Before even discussing Markradonn’s particular shtick, there is a fantastically bizarre kind of musical ineptitude that must be addressed since it is even more important and apparent than the band’s choice of style. Markradonn on “Final Dying Breath” appear to have absolutely no inclination of what constitutes acceptable repetition for rhythm. Far from being a technical nit-picky complaint, this problem takes a seriously dubious musical concept and makes it nearly unlistenable. Markradonn goes far beyond merely having a repetitive rhythm because the band habitually repeats rhythms that are awkward and disgustingly weak. With that out of the way, Markradonn’s premise is essentially doom/death peppered with random shredding and thoughtless instrumentation choices. What this means is that on top of a persistent and fundamental songwriting problem the band shoehorns in odd instruments, including a brass section, pompously enough to make Bal-Sagoth blush and drop their swords in shame. Along with this they add guitar solos that could very well have been written for songs for a different band. Still, the awful songwriting stands at the forefront above these unusual and poor decisions. The most dreadful part is when the band accents their own weaknesses by emphasizing garbage rhythms with brass sections to create a broken martial sound.

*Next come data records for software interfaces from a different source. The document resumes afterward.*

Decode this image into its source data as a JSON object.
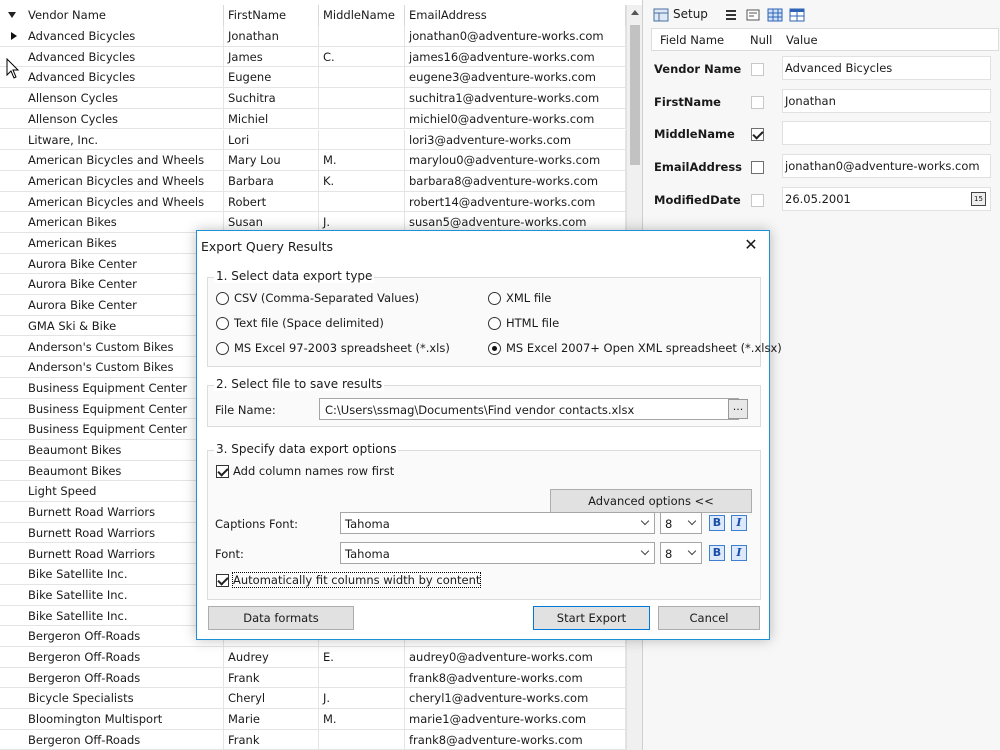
{
  "grid": {
    "columns": [
      "Vendor Name",
      "FirstName",
      "MiddleName",
      "EmailAddress"
    ],
    "rows": [
      [
        "Advanced Bicycles",
        "Jonathan",
        "",
        "jonathan0@adventure-works.com"
      ],
      [
        "Advanced Bicycles",
        "James",
        "C.",
        "james16@adventure-works.com"
      ],
      [
        "Advanced Bicycles",
        "Eugene",
        "",
        "eugene3@adventure-works.com"
      ],
      [
        "Allenson Cycles",
        "Suchitra",
        "",
        "suchitra1@adventure-works.com"
      ],
      [
        "Allenson Cycles",
        "Michiel",
        "",
        "michiel0@adventure-works.com"
      ],
      [
        "Litware, Inc.",
        "Lori",
        "",
        "lori3@adventure-works.com"
      ],
      [
        "American Bicycles and Wheels",
        "Mary Lou",
        "M.",
        "marylou0@adventure-works.com"
      ],
      [
        "American Bicycles and Wheels",
        "Barbara",
        "K.",
        "barbara8@adventure-works.com"
      ],
      [
        "American Bicycles and Wheels",
        "Robert",
        "",
        "robert14@adventure-works.com"
      ],
      [
        "American Bikes",
        "Susan",
        "J.",
        "susan5@adventure-works.com"
      ],
      [
        "American Bikes",
        "",
        "",
        ""
      ],
      [
        "Aurora Bike Center",
        "",
        "",
        ""
      ],
      [
        "Aurora Bike Center",
        "",
        "",
        ""
      ],
      [
        "Aurora Bike Center",
        "",
        "",
        ""
      ],
      [
        "GMA Ski & Bike",
        "",
        "",
        ""
      ],
      [
        "Anderson's Custom Bikes",
        "",
        "",
        ""
      ],
      [
        "Anderson's Custom Bikes",
        "",
        "",
        ""
      ],
      [
        "Business Equipment Center",
        "",
        "",
        ""
      ],
      [
        "Business Equipment Center",
        "",
        "",
        ""
      ],
      [
        "Business Equipment Center",
        "",
        "",
        ""
      ],
      [
        "Beaumont Bikes",
        "",
        "",
        ""
      ],
      [
        "Beaumont Bikes",
        "",
        "",
        ""
      ],
      [
        "Light Speed",
        "",
        "",
        ""
      ],
      [
        "Burnett Road Warriors",
        "",
        "",
        ""
      ],
      [
        "Burnett Road Warriors",
        "",
        "",
        ""
      ],
      [
        "Burnett Road Warriors",
        "",
        "",
        ""
      ],
      [
        "Bike Satellite Inc.",
        "",
        "",
        ""
      ],
      [
        "Bike Satellite Inc.",
        "",
        "",
        ""
      ],
      [
        "Bike Satellite Inc.",
        "",
        "",
        ""
      ],
      [
        "Bergeron Off-Roads",
        "",
        "",
        ""
      ],
      [
        "Bergeron Off-Roads",
        "Audrey",
        "E.",
        "audrey0@adventure-works.com"
      ],
      [
        "Bergeron Off-Roads",
        "Frank",
        "",
        "frank8@adventure-works.com"
      ],
      [
        "Bicycle Specialists",
        "Cheryl",
        "J.",
        "cheryl1@adventure-works.com"
      ],
      [
        "Bloomington Multisport",
        "Marie",
        "M.",
        "marie1@adventure-works.com"
      ],
      [
        "Bergeron Off-Roads",
        "Frank",
        "",
        "frank8@adventure-works.com"
      ]
    ]
  },
  "panel": {
    "setup_label": "Setup",
    "headers": {
      "field": "Field Name",
      "null": "Null",
      "value": "Value"
    },
    "fields": [
      {
        "name": "Vendor Name",
        "null_checked": false,
        "null_enabled": false,
        "value": "Advanced Bicycles"
      },
      {
        "name": "FirstName",
        "null_checked": false,
        "null_enabled": false,
        "value": "Jonathan"
      },
      {
        "name": "MiddleName",
        "null_checked": true,
        "null_enabled": true,
        "value": ""
      },
      {
        "name": "EmailAddress",
        "null_checked": false,
        "null_enabled": true,
        "value": "jonathan0@adventure-works.com"
      },
      {
        "name": "ModifiedDate",
        "null_checked": false,
        "null_enabled": false,
        "value": "26.05.2001"
      }
    ],
    "calendar_icon": "15"
  },
  "dialog": {
    "title": "Export Query Results",
    "close_glyph": "✕",
    "section1": "1. Select data export type",
    "formats": [
      {
        "label": "CSV (Comma-Separated Values)",
        "checked": false
      },
      {
        "label": "XML file",
        "checked": false
      },
      {
        "label": "Text file (Space delimited)",
        "checked": false
      },
      {
        "label": "HTML file",
        "checked": false
      },
      {
        "label": "MS Excel 97-2003 spreadsheet (*.xls)",
        "checked": false
      },
      {
        "label": "MS Excel 2007+ Open XML spreadsheet (*.xlsx)",
        "checked": true
      }
    ],
    "section2": "2. Select file to save results",
    "file_label": "File Name:",
    "file_value": "C:\\Users\\ssmag\\Documents\\Find vendor contacts.xlsx",
    "browse_label": "...",
    "section3": "3. Specify data export options",
    "add_columns_label": "Add column names row first",
    "add_columns_checked": true,
    "advanced_label": "Advanced options <<",
    "captions_font_label": "Captions Font:",
    "captions_font": "Tahoma",
    "captions_size": "8",
    "font_label": "Font:",
    "font": "Tahoma",
    "font_size": "8",
    "bold_glyph": "B",
    "italic_glyph": "I",
    "autofit_label": "Automatically fit columns width by content",
    "autofit_checked": true,
    "data_formats_label": "Data formats",
    "start_label": "Start Export",
    "cancel_label": "Cancel"
  }
}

Metal bands don’t typically have a ton of instruments, and for good reason. Most metal musicians lack the ability to write for several different instruments, as it takes all of the challenges of songwriting and multiplies them. Although the members of Markradonn can certainly play their instruments, this doesn’t at all translate into figuring out how to meld metal with the didgeridoo, djembe, tuba, trombone, timpani, french horn, and what feels like everything else in the musical alphabet from accordion to fucking zither. Capable musicianship can mean nothing in the same way that great actors can star in awful movies, a perfectly good tool can be gravely misused. Markradonn misuse their musical assets by carelessly throwing instruments on top of the underlying metal framework. The atypical instruments often just follow the rhythm guitar in the same way that bass players typically do. However, a bass can work in that role because the two instruments compliment each other by design. A trombone is not a bass. This instrument mixing fails in every way, and the band's aberrant ideas unpleasantly clash.What is especially shocking, is how this is the product of several musicians. The compromises inherent in working with others can often have a moderating influences on both creativity and aberrant ideas. Instead, what happened here is a textbook case of groupthink. Some of the music just serves as an ornamentation for the senseless guitar shredding, failing in an attempt to add depth and richness through superficial decoration of scale exercises.
It gets worse, “Cathartic Spiritual Purgation,” the final track, sounds like a drunken Yngwie Malmsteen musically purgating his stomach contents onto a stoned Australian afro-cuban band. This is the kind of song that will make people who have “a worst songs of the year” list have an easy spot to fill and those who don’t have such a list start one just for this song. If you have ever been listening to world music and thought that it could use someone seeing how fast they could play their guitar over it, then this may be the song for you. The silver lining here is that the band closes off “Final Dying Breath” with a song that is completely devoid of their characteristic rhythm disorder/syndrome. This is almost a relief after trudging through things like the repeated 4th beat rest of the flat lifeless vocals over the gallop rhythm in the song “Final Dying Breath,” or a similarly incessant 4th beat guitar rest in “Internal Hate Unbounded,” and numerous melodic resolutions on weak backbeats. Another rhythmic train wreck of note includes the “Frenzied Winter Sorrow” from about 2:40 until the solo where we have a series of pompous five note chunks, then mindless guitar syncopation, finished off with weak yet momentum murdering rhythms. Even after suffering through all of this, the relatively competent rhythm in the final song does nothing to keep it from being the worst track. In all, this release is so bad that it puts the listener in a bad mood due to its frustrating struggles with fundamental musical concepts. As far as what could generously be called the band’s experimental inclination, it can not salvage the music because Markradonn is musically innovative in the same way that glueing a telephone to an air conditioner with dog spit would be technologically innovative.